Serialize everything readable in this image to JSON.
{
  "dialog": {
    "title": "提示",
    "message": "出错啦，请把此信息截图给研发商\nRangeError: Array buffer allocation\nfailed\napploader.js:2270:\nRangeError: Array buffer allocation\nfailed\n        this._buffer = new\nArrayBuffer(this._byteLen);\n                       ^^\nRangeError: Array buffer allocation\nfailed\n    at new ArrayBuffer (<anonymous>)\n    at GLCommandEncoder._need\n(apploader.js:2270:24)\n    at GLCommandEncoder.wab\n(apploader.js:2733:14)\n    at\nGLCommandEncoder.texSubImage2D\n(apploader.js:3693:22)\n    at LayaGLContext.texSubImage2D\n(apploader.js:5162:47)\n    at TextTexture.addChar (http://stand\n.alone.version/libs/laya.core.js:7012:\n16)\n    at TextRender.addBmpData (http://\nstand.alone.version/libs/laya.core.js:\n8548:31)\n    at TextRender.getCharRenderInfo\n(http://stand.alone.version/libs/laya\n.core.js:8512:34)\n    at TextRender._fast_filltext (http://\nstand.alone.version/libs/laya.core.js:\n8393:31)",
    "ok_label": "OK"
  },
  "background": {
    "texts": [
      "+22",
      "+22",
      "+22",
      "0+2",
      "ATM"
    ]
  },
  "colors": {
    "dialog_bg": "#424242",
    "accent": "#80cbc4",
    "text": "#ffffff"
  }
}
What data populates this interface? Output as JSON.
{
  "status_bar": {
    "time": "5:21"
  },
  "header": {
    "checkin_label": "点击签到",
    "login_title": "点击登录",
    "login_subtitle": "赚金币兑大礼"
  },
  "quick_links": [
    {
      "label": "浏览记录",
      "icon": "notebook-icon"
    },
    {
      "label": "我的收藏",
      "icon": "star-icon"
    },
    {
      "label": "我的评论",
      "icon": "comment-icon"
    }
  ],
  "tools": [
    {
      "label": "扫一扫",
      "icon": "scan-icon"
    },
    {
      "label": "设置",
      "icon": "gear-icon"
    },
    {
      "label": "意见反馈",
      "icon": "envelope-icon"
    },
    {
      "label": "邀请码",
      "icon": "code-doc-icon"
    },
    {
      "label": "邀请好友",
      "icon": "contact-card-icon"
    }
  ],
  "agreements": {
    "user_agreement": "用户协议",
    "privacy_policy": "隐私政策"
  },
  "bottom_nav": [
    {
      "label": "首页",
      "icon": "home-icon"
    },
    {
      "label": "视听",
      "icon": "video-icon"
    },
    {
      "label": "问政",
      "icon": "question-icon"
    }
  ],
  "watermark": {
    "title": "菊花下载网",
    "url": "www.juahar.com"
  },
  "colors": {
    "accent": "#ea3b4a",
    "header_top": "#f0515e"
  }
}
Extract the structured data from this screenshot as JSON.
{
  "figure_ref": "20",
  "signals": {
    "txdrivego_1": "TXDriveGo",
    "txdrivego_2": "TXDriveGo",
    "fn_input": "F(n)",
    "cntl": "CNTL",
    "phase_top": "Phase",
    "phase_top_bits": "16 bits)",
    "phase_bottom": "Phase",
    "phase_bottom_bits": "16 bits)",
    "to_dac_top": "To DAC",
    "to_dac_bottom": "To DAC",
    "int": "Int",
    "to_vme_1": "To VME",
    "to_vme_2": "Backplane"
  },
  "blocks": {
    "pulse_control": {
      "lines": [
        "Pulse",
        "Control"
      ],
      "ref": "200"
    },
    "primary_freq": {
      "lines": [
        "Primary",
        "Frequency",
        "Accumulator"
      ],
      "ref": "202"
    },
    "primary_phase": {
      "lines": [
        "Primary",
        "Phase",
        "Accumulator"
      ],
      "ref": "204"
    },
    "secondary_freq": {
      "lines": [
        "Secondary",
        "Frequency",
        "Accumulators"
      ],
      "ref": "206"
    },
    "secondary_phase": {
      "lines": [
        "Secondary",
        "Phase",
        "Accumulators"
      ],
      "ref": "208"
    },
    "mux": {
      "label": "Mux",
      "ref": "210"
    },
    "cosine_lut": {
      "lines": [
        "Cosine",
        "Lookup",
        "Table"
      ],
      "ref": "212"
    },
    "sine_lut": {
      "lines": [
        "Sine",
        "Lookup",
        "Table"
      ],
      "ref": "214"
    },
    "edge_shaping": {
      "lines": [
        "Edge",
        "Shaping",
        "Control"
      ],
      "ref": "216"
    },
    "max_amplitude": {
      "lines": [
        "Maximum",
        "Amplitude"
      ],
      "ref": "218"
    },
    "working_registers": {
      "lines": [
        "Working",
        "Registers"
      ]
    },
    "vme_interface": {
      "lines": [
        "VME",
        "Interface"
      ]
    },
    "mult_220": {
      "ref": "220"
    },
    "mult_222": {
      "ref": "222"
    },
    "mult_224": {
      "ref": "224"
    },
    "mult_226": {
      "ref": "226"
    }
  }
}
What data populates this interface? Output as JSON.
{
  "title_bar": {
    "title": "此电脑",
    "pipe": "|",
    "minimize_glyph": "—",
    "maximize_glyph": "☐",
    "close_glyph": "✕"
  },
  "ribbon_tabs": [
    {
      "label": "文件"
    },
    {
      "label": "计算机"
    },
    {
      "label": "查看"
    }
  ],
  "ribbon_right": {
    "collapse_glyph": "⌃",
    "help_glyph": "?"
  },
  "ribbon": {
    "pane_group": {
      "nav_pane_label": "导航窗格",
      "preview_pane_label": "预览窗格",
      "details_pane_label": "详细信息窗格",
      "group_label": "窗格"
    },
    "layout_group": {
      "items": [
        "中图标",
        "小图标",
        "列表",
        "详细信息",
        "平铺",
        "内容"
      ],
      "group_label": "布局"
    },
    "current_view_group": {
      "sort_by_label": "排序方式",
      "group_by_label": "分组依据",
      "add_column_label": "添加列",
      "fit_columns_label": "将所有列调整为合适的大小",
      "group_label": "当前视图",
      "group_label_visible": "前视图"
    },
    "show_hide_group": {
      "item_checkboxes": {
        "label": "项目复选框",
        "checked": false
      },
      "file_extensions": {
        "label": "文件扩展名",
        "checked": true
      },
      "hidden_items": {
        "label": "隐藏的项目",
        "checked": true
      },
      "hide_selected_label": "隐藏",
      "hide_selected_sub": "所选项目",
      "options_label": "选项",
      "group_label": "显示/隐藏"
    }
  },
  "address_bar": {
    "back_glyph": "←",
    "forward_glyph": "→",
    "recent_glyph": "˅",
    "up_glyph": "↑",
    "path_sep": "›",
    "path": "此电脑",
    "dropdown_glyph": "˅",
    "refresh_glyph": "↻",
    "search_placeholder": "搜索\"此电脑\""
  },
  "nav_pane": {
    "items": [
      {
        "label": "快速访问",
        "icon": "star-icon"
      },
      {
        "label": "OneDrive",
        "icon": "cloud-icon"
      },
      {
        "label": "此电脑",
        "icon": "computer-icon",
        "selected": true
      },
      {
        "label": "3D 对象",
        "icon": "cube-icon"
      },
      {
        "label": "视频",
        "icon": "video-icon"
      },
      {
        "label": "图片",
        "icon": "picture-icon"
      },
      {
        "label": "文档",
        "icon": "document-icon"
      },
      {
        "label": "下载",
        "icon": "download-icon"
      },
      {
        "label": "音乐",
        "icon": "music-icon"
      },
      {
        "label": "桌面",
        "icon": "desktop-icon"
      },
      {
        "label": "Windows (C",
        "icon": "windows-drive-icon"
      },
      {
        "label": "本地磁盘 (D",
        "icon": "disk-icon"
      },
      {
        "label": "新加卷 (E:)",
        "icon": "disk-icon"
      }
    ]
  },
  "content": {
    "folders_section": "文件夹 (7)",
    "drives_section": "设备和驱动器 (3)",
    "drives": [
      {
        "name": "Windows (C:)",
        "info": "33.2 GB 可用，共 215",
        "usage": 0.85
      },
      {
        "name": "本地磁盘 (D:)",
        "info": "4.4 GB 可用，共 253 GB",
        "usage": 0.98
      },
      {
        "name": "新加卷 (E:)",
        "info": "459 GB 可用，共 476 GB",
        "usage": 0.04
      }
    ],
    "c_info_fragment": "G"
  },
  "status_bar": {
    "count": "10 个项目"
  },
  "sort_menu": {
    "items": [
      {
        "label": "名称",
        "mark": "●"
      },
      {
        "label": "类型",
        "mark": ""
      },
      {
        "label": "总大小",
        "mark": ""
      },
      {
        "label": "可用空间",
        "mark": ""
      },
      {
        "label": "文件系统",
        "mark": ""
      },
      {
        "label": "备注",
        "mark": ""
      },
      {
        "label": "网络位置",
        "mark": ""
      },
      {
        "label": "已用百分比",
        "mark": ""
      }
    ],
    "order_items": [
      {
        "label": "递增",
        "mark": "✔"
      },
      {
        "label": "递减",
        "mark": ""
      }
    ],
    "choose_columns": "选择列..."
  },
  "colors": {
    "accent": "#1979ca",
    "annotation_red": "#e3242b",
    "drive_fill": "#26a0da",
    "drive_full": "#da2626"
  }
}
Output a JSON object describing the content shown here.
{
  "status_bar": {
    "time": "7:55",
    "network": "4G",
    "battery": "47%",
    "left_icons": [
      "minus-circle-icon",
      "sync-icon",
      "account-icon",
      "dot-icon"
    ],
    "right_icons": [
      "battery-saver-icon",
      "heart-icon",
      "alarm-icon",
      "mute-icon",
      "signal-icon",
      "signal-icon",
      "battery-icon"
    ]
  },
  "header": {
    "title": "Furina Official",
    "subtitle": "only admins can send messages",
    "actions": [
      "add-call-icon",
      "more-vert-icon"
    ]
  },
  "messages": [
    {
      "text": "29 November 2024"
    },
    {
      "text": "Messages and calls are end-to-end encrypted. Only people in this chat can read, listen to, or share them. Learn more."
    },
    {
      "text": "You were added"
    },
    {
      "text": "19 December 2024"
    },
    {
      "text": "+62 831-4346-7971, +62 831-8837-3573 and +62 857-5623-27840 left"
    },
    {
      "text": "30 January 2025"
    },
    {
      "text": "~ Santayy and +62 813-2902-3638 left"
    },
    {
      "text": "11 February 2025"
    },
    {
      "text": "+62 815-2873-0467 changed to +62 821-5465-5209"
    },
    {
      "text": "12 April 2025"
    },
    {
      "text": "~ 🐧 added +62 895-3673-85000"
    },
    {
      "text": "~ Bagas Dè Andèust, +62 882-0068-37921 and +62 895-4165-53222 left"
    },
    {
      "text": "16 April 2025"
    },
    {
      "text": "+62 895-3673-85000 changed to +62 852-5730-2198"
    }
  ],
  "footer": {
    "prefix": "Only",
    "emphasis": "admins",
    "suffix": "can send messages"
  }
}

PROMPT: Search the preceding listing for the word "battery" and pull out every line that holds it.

TASK OUTPUT:
    "battery": "47%",
      "battery-saver-icon",
      "battery-icon"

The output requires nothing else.